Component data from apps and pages
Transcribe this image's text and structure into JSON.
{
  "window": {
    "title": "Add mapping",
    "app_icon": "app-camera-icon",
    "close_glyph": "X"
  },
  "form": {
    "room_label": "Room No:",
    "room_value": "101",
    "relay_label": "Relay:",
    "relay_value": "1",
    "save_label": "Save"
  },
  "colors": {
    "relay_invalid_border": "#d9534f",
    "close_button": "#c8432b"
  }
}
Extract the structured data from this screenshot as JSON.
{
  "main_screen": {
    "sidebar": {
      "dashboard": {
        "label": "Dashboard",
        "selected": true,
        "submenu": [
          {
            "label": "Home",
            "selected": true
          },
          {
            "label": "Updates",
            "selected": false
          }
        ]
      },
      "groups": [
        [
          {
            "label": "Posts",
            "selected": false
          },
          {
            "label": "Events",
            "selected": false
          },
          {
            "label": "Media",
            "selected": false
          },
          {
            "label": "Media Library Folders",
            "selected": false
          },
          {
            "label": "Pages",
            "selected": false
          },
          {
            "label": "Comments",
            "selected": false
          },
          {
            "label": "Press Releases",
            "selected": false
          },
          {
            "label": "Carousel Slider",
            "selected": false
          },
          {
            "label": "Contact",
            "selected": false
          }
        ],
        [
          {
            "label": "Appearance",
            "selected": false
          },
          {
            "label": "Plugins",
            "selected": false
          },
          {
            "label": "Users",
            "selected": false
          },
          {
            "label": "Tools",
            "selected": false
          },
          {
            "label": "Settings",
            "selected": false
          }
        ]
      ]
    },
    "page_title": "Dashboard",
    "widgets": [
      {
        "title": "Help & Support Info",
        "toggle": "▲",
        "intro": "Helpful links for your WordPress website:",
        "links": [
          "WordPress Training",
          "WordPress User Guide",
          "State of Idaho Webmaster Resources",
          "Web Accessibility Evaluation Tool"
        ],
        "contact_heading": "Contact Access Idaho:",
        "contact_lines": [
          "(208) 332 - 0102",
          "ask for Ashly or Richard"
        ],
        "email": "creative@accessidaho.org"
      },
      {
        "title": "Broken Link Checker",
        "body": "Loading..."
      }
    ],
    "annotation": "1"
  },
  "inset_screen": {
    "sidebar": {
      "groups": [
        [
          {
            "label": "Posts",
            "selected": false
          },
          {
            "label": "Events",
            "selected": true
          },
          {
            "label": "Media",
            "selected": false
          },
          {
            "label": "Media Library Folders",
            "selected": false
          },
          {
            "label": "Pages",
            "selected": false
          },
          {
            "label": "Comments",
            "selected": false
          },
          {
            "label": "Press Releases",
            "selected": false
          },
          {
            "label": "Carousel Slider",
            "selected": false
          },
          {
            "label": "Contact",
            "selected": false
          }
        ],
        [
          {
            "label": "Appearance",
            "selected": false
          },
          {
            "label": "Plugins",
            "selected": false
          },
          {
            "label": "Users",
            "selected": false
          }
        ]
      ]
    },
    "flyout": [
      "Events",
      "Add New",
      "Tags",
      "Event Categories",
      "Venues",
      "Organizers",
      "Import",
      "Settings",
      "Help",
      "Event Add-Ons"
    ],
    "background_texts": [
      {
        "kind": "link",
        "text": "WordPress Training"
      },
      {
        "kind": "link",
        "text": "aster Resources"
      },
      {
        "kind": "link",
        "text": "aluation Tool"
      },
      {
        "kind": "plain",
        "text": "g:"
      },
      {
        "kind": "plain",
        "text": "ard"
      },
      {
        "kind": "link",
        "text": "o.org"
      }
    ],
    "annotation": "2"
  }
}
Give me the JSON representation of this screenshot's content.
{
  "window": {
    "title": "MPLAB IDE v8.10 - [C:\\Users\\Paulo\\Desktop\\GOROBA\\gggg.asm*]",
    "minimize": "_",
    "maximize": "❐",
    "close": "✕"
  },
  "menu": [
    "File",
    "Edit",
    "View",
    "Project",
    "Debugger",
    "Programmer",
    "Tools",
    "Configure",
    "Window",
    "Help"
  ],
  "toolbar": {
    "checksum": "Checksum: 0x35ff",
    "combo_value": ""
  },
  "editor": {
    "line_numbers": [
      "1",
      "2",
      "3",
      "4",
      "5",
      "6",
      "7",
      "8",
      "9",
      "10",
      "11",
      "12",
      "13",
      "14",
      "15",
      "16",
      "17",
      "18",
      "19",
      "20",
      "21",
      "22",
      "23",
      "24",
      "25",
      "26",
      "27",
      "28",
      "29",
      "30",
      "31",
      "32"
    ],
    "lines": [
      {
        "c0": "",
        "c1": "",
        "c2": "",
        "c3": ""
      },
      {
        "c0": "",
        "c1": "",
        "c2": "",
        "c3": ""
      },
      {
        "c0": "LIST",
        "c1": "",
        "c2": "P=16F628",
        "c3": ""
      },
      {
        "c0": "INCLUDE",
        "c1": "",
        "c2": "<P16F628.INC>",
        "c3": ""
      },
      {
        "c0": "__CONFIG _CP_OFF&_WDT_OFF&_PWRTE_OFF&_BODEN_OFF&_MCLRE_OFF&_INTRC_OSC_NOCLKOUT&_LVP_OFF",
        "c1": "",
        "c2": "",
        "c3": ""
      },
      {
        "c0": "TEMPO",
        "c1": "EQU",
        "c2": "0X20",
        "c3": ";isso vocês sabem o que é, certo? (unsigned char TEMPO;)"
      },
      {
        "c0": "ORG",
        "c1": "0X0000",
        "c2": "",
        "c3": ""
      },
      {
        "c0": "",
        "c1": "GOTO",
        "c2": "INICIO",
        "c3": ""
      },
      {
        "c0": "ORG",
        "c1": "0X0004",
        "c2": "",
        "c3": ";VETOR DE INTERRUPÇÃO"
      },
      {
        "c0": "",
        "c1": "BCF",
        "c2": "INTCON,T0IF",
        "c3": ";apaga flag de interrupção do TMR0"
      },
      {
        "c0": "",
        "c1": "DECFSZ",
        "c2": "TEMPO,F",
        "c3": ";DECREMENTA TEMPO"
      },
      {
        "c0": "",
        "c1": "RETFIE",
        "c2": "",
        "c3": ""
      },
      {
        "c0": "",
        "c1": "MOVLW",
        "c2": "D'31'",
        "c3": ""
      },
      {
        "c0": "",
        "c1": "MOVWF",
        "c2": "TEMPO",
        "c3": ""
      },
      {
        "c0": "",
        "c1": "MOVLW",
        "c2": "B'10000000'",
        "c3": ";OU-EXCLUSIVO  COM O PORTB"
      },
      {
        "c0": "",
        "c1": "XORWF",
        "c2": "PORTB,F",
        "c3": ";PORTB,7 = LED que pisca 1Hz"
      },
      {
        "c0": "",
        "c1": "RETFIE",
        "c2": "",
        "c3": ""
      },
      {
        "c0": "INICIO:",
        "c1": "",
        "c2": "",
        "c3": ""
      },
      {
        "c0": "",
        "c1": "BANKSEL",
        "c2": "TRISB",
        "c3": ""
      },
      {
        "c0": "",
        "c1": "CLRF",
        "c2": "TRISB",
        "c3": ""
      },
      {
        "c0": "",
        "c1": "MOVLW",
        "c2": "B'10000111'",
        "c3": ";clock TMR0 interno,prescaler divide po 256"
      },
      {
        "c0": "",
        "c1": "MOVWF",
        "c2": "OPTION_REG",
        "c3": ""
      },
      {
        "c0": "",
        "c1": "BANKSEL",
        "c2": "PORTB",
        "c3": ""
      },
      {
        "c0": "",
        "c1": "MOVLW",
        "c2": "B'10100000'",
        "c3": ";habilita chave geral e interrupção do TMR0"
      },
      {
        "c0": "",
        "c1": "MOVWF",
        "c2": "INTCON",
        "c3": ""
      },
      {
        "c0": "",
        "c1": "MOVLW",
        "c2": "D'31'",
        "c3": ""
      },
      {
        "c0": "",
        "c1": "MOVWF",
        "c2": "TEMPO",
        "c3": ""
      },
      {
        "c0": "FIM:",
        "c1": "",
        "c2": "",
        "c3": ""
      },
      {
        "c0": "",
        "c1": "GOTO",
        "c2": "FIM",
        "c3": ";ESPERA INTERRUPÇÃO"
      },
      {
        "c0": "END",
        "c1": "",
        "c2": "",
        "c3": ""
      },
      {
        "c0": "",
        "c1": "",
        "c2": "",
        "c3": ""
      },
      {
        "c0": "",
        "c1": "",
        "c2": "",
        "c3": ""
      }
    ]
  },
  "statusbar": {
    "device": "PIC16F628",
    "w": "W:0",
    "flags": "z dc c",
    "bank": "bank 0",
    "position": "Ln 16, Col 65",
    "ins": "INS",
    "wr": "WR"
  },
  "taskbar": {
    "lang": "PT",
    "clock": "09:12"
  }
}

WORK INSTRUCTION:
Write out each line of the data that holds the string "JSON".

WRITTEN SOLUTION:
Transcribe this image's text and structure into JSON.
Extract the structured data from this screenshot as JSON.
Give me the JSON representation of this screenshot's content.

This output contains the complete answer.